[Work item]: The answer should consist of each line below that contains the word "text".

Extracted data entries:
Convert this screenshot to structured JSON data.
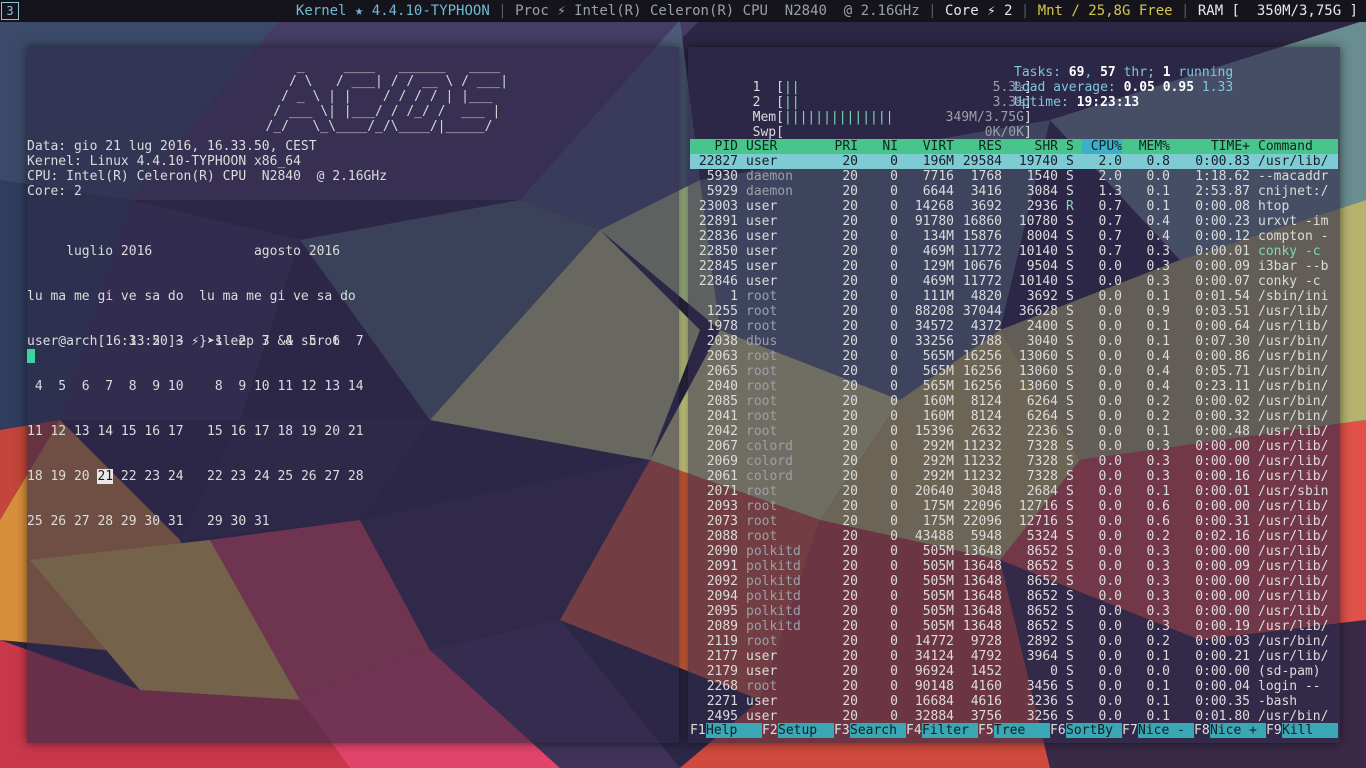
{
  "topbar": {
    "workspace": "3",
    "segments": [
      {
        "text": "Kernel ★ 4.4.10-TYPHOON",
        "color": "#6fbad0"
      },
      {
        "text": "Proc ⚡ Intel(R) Celeron(R) CPU  N2840  @ 2.16GHz",
        "color": "#9aa0aa"
      },
      {
        "text": "Core ⚡ 2",
        "color": "#e8e8e8"
      },
      {
        "text": "Mnt / 25,8G Free",
        "color": "#d6c64b"
      },
      {
        "text": "RAM [  350M/3,75G ]",
        "color": "#e8e8e8"
      }
    ]
  },
  "left_terminal": {
    "logo_lines": [
      "       _     ____   ______   ____",
      "      / \\   / ___| / / __ \\ / ___|",
      "     / _ \\ | |    / / / / | |___",
      "    / ___ \\| |___/ / /_/ /  ___ |",
      "   /_/   \\_\\____/_/\\____/|_____/"
    ],
    "info_lines": [
      "Data: gio 21 lug 2016, 16.33.50, CEST",
      "Kernel: Linux 4.4.10-TYPHOON x86_64",
      "CPU: Intel(R) Celeron(R) CPU  N2840  @ 2.16GHz",
      "Core: 2"
    ],
    "calendar": {
      "title_row": "     luglio 2016             agosto 2016",
      "weekday_row": "lu ma me gi ve sa do  lu ma me gi ve sa do",
      "rows_before": [
        "             1  2  3    1  2  3  4  5  6  7",
        " 4  5  6  7  8  9 10    8  9 10 11 12 13 14",
        "11 12 13 14 15 16 17   15 16 17 18 19 20 21"
      ],
      "today_row_pre": "18 19 20 ",
      "today": "21",
      "today_row_post": " 22 23 24   22 23 24 25 26 27 28",
      "rows_after": [
        "25 26 27 28 29 30 31   29 30 31"
      ]
    },
    "prompt": "user@arch[16:33:50]~ ⚡}➤sleep 7 && scrot"
  },
  "htop": {
    "cpu1": {
      "label": "  1  ",
      "bar": "||",
      "value": "5.3%",
      "usage_percent": 5.3
    },
    "cpu2": {
      "label": "  2  ",
      "bar": "||",
      "value": "3.3%",
      "usage_percent": 3.3
    },
    "mem": {
      "label": "  Mem",
      "bar": "||||||||||||||",
      "value": "349M/3.75G"
    },
    "swp": {
      "label": "  Swp",
      "bar": "",
      "value": "0K/0K"
    },
    "tasks_label": "Tasks: ",
    "tasks": "69",
    "thr_count": "57",
    "thr_label": " thr; ",
    "running_count": "1",
    "running_label": " running",
    "load_label": "Load average: ",
    "load1": "0.05",
    "load5": "0.95",
    "load15": "1.33",
    "uptime_label": "Uptime: ",
    "uptime": "19:23:13",
    "columns": [
      "PID",
      "USER",
      "PRI",
      "NI",
      "VIRT",
      "RES",
      "SHR",
      "S",
      "CPU%",
      "MEM%",
      "TIME+",
      "Command"
    ],
    "processes": [
      {
        "pid": "22827",
        "user": "user",
        "pri": "20",
        "ni": "0",
        "virt": "196M",
        "res": "29584",
        "shr": "19740",
        "s": "S",
        "cpu": "2.0",
        "mem": "0.8",
        "time": "0:00.83",
        "cmd": "/usr/lib/"
      },
      {
        "pid": "5930",
        "user": "daemon",
        "pri": "20",
        "ni": "0",
        "virt": "7716",
        "res": "1768",
        "shr": "1540",
        "s": "S",
        "cpu": "2.0",
        "mem": "0.0",
        "time": "1:18.62",
        "cmd": "--macaddr"
      },
      {
        "pid": "5929",
        "user": "daemon",
        "pri": "20",
        "ni": "0",
        "virt": "6644",
        "res": "3416",
        "shr": "3084",
        "s": "S",
        "cpu": "1.3",
        "mem": "0.1",
        "time": "2:53.87",
        "cmd": "cnijnet:/"
      },
      {
        "pid": "23003",
        "user": "user",
        "pri": "20",
        "ni": "0",
        "virt": "14268",
        "res": "3692",
        "shr": "2936",
        "s": "R",
        "cpu": "0.7",
        "mem": "0.1",
        "time": "0:00.08",
        "cmd": "htop"
      },
      {
        "pid": "22891",
        "user": "user",
        "pri": "20",
        "ni": "0",
        "virt": "91780",
        "res": "16860",
        "shr": "10780",
        "s": "S",
        "cpu": "0.7",
        "mem": "0.4",
        "time": "0:00.23",
        "cmd": "urxvt -im"
      },
      {
        "pid": "22836",
        "user": "user",
        "pri": "20",
        "ni": "0",
        "virt": "134M",
        "res": "15876",
        "shr": "8004",
        "s": "S",
        "cpu": "0.7",
        "mem": "0.4",
        "time": "0:00.12",
        "cmd": "compton -"
      },
      {
        "pid": "22850",
        "user": "user",
        "pri": "20",
        "ni": "0",
        "virt": "469M",
        "res": "11772",
        "shr": "10140",
        "s": "S",
        "cpu": "0.7",
        "mem": "0.3",
        "time": "0:00.01",
        "cmd": "conky -c"
      },
      {
        "pid": "22845",
        "user": "user",
        "pri": "20",
        "ni": "0",
        "virt": "129M",
        "res": "10676",
        "shr": "9504",
        "s": "S",
        "cpu": "0.0",
        "mem": "0.3",
        "time": "0:00.09",
        "cmd": "i3bar --b"
      },
      {
        "pid": "22846",
        "user": "user",
        "pri": "20",
        "ni": "0",
        "virt": "469M",
        "res": "11772",
        "shr": "10140",
        "s": "S",
        "cpu": "0.0",
        "mem": "0.3",
        "time": "0:00.07",
        "cmd": "conky -c"
      },
      {
        "pid": "1",
        "user": "root",
        "pri": "20",
        "ni": "0",
        "virt": "111M",
        "res": "4820",
        "shr": "3692",
        "s": "S",
        "cpu": "0.0",
        "mem": "0.1",
        "time": "0:01.54",
        "cmd": "/sbin/ini"
      },
      {
        "pid": "1255",
        "user": "root",
        "pri": "20",
        "ni": "0",
        "virt": "88208",
        "res": "37044",
        "shr": "36628",
        "s": "S",
        "cpu": "0.0",
        "mem": "0.9",
        "time": "0:03.51",
        "cmd": "/usr/lib/"
      },
      {
        "pid": "1978",
        "user": "root",
        "pri": "20",
        "ni": "0",
        "virt": "34572",
        "res": "4372",
        "shr": "2400",
        "s": "S",
        "cpu": "0.0",
        "mem": "0.1",
        "time": "0:00.64",
        "cmd": "/usr/lib/"
      },
      {
        "pid": "2038",
        "user": "dbus",
        "pri": "20",
        "ni": "0",
        "virt": "33256",
        "res": "3788",
        "shr": "3040",
        "s": "S",
        "cpu": "0.0",
        "mem": "0.1",
        "time": "0:07.30",
        "cmd": "/usr/bin/"
      },
      {
        "pid": "2063",
        "user": "root",
        "pri": "20",
        "ni": "0",
        "virt": "565M",
        "res": "16256",
        "shr": "13060",
        "s": "S",
        "cpu": "0.0",
        "mem": "0.4",
        "time": "0:00.86",
        "cmd": "/usr/bin/"
      },
      {
        "pid": "2065",
        "user": "root",
        "pri": "20",
        "ni": "0",
        "virt": "565M",
        "res": "16256",
        "shr": "13060",
        "s": "S",
        "cpu": "0.0",
        "mem": "0.4",
        "time": "0:05.71",
        "cmd": "/usr/bin/"
      },
      {
        "pid": "2040",
        "user": "root",
        "pri": "20",
        "ni": "0",
        "virt": "565M",
        "res": "16256",
        "shr": "13060",
        "s": "S",
        "cpu": "0.0",
        "mem": "0.4",
        "time": "0:23.11",
        "cmd": "/usr/bin/"
      },
      {
        "pid": "2085",
        "user": "root",
        "pri": "20",
        "ni": "0",
        "virt": "160M",
        "res": "8124",
        "shr": "6264",
        "s": "S",
        "cpu": "0.0",
        "mem": "0.2",
        "time": "0:00.02",
        "cmd": "/usr/bin/"
      },
      {
        "pid": "2041",
        "user": "root",
        "pri": "20",
        "ni": "0",
        "virt": "160M",
        "res": "8124",
        "shr": "6264",
        "s": "S",
        "cpu": "0.0",
        "mem": "0.2",
        "time": "0:00.32",
        "cmd": "/usr/bin/"
      },
      {
        "pid": "2042",
        "user": "root",
        "pri": "20",
        "ni": "0",
        "virt": "15396",
        "res": "2632",
        "shr": "2236",
        "s": "S",
        "cpu": "0.0",
        "mem": "0.1",
        "time": "0:00.48",
        "cmd": "/usr/lib/"
      },
      {
        "pid": "2067",
        "user": "colord",
        "pri": "20",
        "ni": "0",
        "virt": "292M",
        "res": "11232",
        "shr": "7328",
        "s": "S",
        "cpu": "0.0",
        "mem": "0.3",
        "time": "0:00.00",
        "cmd": "/usr/lib/"
      },
      {
        "pid": "2069",
        "user": "colord",
        "pri": "20",
        "ni": "0",
        "virt": "292M",
        "res": "11232",
        "shr": "7328",
        "s": "S",
        "cpu": "0.0",
        "mem": "0.3",
        "time": "0:00.00",
        "cmd": "/usr/lib/"
      },
      {
        "pid": "2061",
        "user": "colord",
        "pri": "20",
        "ni": "0",
        "virt": "292M",
        "res": "11232",
        "shr": "7328",
        "s": "S",
        "cpu": "0.0",
        "mem": "0.3",
        "time": "0:00.16",
        "cmd": "/usr/lib/"
      },
      {
        "pid": "2071",
        "user": "root",
        "pri": "20",
        "ni": "0",
        "virt": "20640",
        "res": "3048",
        "shr": "2684",
        "s": "S",
        "cpu": "0.0",
        "mem": "0.1",
        "time": "0:00.01",
        "cmd": "/usr/sbin"
      },
      {
        "pid": "2093",
        "user": "root",
        "pri": "20",
        "ni": "0",
        "virt": "175M",
        "res": "22096",
        "shr": "12716",
        "s": "S",
        "cpu": "0.0",
        "mem": "0.6",
        "time": "0:00.00",
        "cmd": "/usr/lib/"
      },
      {
        "pid": "2073",
        "user": "root",
        "pri": "20",
        "ni": "0",
        "virt": "175M",
        "res": "22096",
        "shr": "12716",
        "s": "S",
        "cpu": "0.0",
        "mem": "0.6",
        "time": "0:00.31",
        "cmd": "/usr/lib/"
      },
      {
        "pid": "2088",
        "user": "root",
        "pri": "20",
        "ni": "0",
        "virt": "43488",
        "res": "5948",
        "shr": "5324",
        "s": "S",
        "cpu": "0.0",
        "mem": "0.2",
        "time": "0:02.16",
        "cmd": "/usr/lib/"
      },
      {
        "pid": "2090",
        "user": "polkitd",
        "pri": "20",
        "ni": "0",
        "virt": "505M",
        "res": "13648",
        "shr": "8652",
        "s": "S",
        "cpu": "0.0",
        "mem": "0.3",
        "time": "0:00.00",
        "cmd": "/usr/lib/"
      },
      {
        "pid": "2091",
        "user": "polkitd",
        "pri": "20",
        "ni": "0",
        "virt": "505M",
        "res": "13648",
        "shr": "8652",
        "s": "S",
        "cpu": "0.0",
        "mem": "0.3",
        "time": "0:00.09",
        "cmd": "/usr/lib/"
      },
      {
        "pid": "2092",
        "user": "polkitd",
        "pri": "20",
        "ni": "0",
        "virt": "505M",
        "res": "13648",
        "shr": "8652",
        "s": "S",
        "cpu": "0.0",
        "mem": "0.3",
        "time": "0:00.00",
        "cmd": "/usr/lib/"
      },
      {
        "pid": "2094",
        "user": "polkitd",
        "pri": "20",
        "ni": "0",
        "virt": "505M",
        "res": "13648",
        "shr": "8652",
        "s": "S",
        "cpu": "0.0",
        "mem": "0.3",
        "time": "0:00.00",
        "cmd": "/usr/lib/"
      },
      {
        "pid": "2095",
        "user": "polkitd",
        "pri": "20",
        "ni": "0",
        "virt": "505M",
        "res": "13648",
        "shr": "8652",
        "s": "S",
        "cpu": "0.0",
        "mem": "0.3",
        "time": "0:00.00",
        "cmd": "/usr/lib/"
      },
      {
        "pid": "2089",
        "user": "polkitd",
        "pri": "20",
        "ni": "0",
        "virt": "505M",
        "res": "13648",
        "shr": "8652",
        "s": "S",
        "cpu": "0.0",
        "mem": "0.3",
        "time": "0:00.19",
        "cmd": "/usr/lib/"
      },
      {
        "pid": "2119",
        "user": "root",
        "pri": "20",
        "ni": "0",
        "virt": "14772",
        "res": "9728",
        "shr": "2892",
        "s": "S",
        "cpu": "0.0",
        "mem": "0.2",
        "time": "0:00.03",
        "cmd": "/usr/bin/"
      },
      {
        "pid": "2177",
        "user": "user",
        "pri": "20",
        "ni": "0",
        "virt": "34124",
        "res": "4792",
        "shr": "3964",
        "s": "S",
        "cpu": "0.0",
        "mem": "0.1",
        "time": "0:00.21",
        "cmd": "/usr/lib/"
      },
      {
        "pid": "2179",
        "user": "user",
        "pri": "20",
        "ni": "0",
        "virt": "96924",
        "res": "1452",
        "shr": "0",
        "s": "S",
        "cpu": "0.0",
        "mem": "0.0",
        "time": "0:00.00",
        "cmd": "(sd-pam)"
      },
      {
        "pid": "2268",
        "user": "root",
        "pri": "20",
        "ni": "0",
        "virt": "90148",
        "res": "4160",
        "shr": "3456",
        "s": "S",
        "cpu": "0.0",
        "mem": "0.1",
        "time": "0:00.04",
        "cmd": "login --"
      },
      {
        "pid": "2271",
        "user": "user",
        "pri": "20",
        "ni": "0",
        "virt": "16684",
        "res": "4616",
        "shr": "3236",
        "s": "S",
        "cpu": "0.0",
        "mem": "0.1",
        "time": "0:00.35",
        "cmd": "-bash"
      },
      {
        "pid": "2495",
        "user": "user",
        "pri": "20",
        "ni": "0",
        "virt": "32884",
        "res": "3756",
        "shr": "3256",
        "s": "S",
        "cpu": "0.0",
        "mem": "0.1",
        "time": "0:01.80",
        "cmd": "/usr/bin/"
      }
    ],
    "function_keys": [
      {
        "key": "F1",
        "label": "Help  "
      },
      {
        "key": "F2",
        "label": "Setup "
      },
      {
        "key": "F3",
        "label": "Search"
      },
      {
        "key": "F4",
        "label": "Filter"
      },
      {
        "key": "F5",
        "label": "Tree  "
      },
      {
        "key": "F6",
        "label": "SortBy"
      },
      {
        "key": "F7",
        "label": "Nice -"
      },
      {
        "key": "F8",
        "label": "Nice +"
      },
      {
        "key": "F9",
        "label": "Kill  "
      }
    ]
  },
  "colors": {
    "header_bg": "#48c58a",
    "selected_row_bg": "#7ecbd4",
    "sort_column_bg": "#3ab0c9",
    "fkey_label_bg": "#3aa7b4",
    "cursor": "#3fd1a0"
  }
}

[Answer space]:
        "text": "Kernel ★ 4.4.10-TYPHOON",
        "text": "Proc ⚡ Intel(R) Celeron(R) CPU  N2840  @ 2.16GHz",
        "text": "Core ⚡ 2",
        "text": "Mnt / 25,8G Free",
        "text": "RAM [  350M/3,75G ]",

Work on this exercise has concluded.